**YOUR GOAL**. Reproduce the entries exactly, but keep the pictures out of the copy.

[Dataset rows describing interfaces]
────────────────────────────────────────
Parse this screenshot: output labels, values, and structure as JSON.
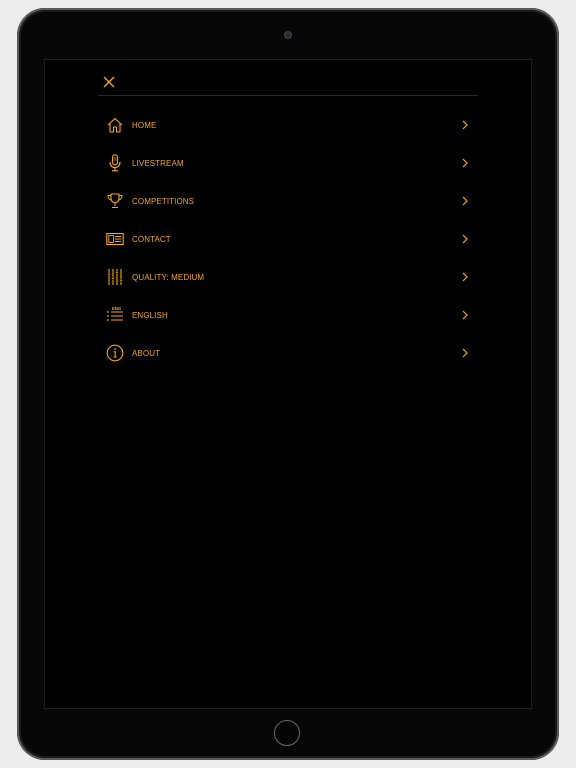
{
  "accent_color": "#f2a51e",
  "menu": {
    "close_icon": "close-icon",
    "items": [
      {
        "label": "HOME",
        "icon": "home-icon"
      },
      {
        "label": "LIVESTREAM",
        "icon": "microphone-icon"
      },
      {
        "label": "COMPETITIONS",
        "icon": "trophy-icon"
      },
      {
        "label": "CONTACT",
        "icon": "contact-card-icon"
      },
      {
        "label": "QUALITY: MEDIUM",
        "icon": "equalizer-icon"
      },
      {
        "label": "ENGLISH",
        "icon": "language-list-icon",
        "icon_text": "ENG"
      },
      {
        "label": "ABOUT",
        "icon": "info-icon"
      }
    ]
  }
}
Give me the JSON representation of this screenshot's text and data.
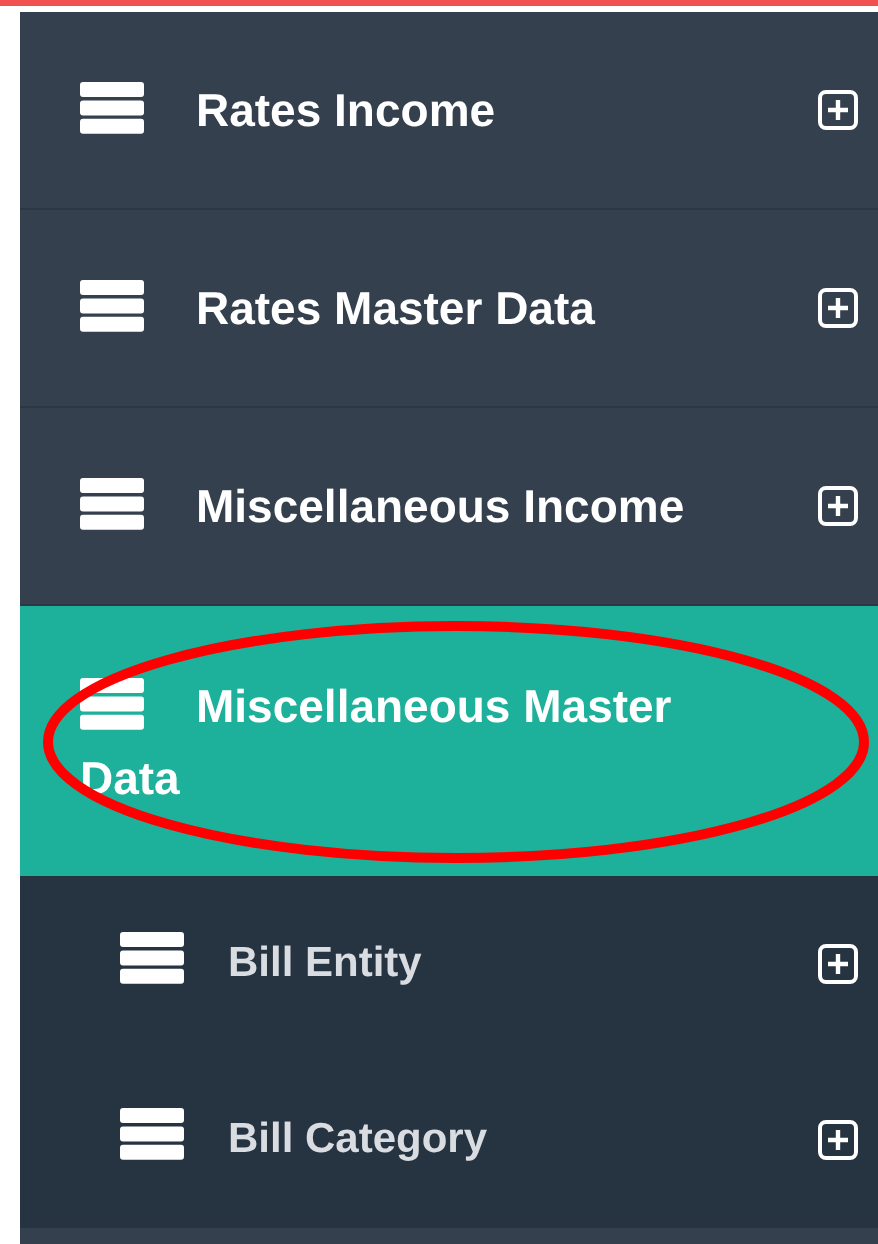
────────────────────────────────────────
**SOLVED EXERCISE**.
Parse this screenshot: output labels, values, and structure as JSON.
{
  "accent_color": "#f2a51e",
  "menu": {
    "close_icon": "close-icon",
    "items": [
      {
        "label": "HOME",
        "icon": "home-icon"
      },
      {
        "label": "LIVESTREAM",
        "icon": "microphone-icon"
      },
      {
        "label": "COMPETITIONS",
        "icon": "trophy-icon"
      },
      {
        "label": "CONTACT",
        "icon": "contact-card-icon"
      },
      {
        "label": "QUALITY: MEDIUM",
        "icon": "equalizer-icon"
      },
      {
        "label": "ENGLISH",
        "icon": "language-list-icon",
        "icon_text": "ENG"
      },
      {
        "label": "ABOUT",
        "icon": "info-icon"
      }
    ]
  }
}
Give me the JSON representation of this screenshot's text and data.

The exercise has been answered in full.